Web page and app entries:
※

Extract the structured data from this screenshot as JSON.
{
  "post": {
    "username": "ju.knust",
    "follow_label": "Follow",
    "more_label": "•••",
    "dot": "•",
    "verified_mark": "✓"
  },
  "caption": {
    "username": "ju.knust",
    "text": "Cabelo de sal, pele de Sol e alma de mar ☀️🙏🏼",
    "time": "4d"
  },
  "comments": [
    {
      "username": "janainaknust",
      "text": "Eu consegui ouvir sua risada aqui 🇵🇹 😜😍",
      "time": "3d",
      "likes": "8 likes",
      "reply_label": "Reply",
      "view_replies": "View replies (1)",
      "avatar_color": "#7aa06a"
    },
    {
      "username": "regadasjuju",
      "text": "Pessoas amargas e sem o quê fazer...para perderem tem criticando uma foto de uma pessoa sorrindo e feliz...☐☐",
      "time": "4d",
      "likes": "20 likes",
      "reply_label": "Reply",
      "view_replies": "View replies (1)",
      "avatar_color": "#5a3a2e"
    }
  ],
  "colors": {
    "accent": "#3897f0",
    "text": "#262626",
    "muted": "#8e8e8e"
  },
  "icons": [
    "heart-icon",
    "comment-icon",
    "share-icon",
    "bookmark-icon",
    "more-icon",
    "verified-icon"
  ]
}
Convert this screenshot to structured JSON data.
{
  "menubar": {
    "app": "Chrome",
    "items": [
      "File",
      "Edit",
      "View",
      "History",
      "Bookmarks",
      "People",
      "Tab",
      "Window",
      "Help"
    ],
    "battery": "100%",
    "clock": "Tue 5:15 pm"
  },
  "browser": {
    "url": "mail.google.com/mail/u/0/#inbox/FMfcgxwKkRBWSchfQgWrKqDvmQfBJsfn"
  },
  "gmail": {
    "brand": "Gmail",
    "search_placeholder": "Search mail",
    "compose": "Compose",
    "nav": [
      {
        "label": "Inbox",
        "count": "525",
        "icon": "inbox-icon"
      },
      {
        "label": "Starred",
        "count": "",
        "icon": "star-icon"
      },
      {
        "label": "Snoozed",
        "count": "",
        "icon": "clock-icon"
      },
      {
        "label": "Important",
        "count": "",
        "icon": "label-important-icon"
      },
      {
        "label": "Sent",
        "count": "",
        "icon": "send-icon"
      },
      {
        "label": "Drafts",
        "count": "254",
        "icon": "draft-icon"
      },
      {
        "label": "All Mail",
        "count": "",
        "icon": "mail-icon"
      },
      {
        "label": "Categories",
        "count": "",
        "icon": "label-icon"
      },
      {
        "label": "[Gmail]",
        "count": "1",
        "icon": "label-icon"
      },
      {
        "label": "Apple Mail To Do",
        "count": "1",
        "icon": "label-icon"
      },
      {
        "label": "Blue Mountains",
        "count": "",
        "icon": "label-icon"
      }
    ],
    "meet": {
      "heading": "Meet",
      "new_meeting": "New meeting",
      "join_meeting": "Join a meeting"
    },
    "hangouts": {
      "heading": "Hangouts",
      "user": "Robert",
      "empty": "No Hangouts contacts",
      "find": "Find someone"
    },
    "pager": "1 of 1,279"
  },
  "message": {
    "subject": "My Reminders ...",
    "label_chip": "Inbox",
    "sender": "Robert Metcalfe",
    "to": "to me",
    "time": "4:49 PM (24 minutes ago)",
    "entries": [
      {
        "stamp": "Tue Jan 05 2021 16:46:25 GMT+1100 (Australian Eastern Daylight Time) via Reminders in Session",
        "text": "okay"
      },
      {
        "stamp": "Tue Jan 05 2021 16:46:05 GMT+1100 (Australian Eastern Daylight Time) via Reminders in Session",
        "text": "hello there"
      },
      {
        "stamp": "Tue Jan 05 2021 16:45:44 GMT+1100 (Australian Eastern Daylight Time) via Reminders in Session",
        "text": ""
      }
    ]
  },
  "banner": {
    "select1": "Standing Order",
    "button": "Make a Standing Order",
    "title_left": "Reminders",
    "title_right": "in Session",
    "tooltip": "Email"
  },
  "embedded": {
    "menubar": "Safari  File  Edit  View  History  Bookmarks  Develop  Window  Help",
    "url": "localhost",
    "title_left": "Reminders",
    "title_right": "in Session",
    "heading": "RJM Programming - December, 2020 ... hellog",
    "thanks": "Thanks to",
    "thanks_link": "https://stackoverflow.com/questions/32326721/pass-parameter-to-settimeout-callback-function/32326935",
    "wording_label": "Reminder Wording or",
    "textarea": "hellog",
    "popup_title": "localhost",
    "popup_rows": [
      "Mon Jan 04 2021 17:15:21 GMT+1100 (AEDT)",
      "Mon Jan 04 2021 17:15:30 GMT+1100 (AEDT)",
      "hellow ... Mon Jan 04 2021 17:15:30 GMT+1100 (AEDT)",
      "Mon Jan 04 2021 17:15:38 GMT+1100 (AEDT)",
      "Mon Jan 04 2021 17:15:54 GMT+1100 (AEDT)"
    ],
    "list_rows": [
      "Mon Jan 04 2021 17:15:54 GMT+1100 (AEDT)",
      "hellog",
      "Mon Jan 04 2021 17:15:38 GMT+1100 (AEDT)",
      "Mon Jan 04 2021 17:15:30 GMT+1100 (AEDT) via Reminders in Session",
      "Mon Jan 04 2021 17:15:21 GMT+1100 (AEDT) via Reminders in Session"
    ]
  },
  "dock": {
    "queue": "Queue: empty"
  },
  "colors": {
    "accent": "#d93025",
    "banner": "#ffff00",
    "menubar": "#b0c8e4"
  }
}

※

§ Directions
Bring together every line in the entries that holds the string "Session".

§ Result of the task
        "stamp": "Tue Jan 05 2021 16:46:25 GMT+1100 (Australian Eastern Daylight Time) via Reminders in Session",
        "stamp": "Tue Jan 05 2021 16:46:05 GMT+1100 (Australian Eastern Daylight Time) via Reminders in Session",
        "stamp": "Tue Jan 05 2021 16:45:44 GMT+1100 (Australian Eastern Daylight Time) via Reminders in Session",
    "title_right": "in Session",
    "title_right": "in Session",
      "Mon Jan 04 2021 17:15:30 GMT+1100 (AEDT) via Reminders in Session",
      "Mon Jan 04 2021 17:15:21 GMT+1100 (AEDT) via Reminders in Session"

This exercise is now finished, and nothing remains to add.